What is being asked:
Say how many lines in the material below contain the word "Autumn", giving the number alone.
━━━ Records supplied
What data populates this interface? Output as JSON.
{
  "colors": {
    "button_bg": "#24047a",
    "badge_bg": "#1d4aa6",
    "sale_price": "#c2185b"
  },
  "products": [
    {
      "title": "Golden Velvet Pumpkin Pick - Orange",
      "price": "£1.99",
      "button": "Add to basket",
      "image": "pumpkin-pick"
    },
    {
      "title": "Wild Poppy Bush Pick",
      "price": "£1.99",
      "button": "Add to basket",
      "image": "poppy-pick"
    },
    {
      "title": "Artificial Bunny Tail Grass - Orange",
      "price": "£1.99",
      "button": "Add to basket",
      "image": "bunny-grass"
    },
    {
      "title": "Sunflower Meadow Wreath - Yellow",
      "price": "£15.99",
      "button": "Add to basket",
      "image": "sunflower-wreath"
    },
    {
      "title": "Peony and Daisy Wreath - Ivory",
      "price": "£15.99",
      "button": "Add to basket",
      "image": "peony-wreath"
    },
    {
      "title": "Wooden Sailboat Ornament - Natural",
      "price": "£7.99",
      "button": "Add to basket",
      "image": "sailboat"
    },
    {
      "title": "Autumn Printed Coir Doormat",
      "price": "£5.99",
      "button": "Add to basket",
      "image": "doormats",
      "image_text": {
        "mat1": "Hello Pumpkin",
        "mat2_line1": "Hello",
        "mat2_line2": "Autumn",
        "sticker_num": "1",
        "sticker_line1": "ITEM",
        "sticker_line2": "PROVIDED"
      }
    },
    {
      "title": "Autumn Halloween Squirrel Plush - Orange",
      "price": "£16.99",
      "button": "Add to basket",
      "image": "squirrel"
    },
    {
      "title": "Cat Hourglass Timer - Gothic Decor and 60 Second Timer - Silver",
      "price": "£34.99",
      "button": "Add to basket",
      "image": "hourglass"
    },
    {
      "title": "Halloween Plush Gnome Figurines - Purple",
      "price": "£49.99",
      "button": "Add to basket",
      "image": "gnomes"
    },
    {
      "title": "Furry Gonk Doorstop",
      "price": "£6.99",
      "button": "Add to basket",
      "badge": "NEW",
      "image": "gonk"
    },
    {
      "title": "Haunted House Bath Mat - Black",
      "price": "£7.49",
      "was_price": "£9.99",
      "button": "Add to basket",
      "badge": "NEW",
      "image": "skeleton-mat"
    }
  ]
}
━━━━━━
Solution to this problem:
3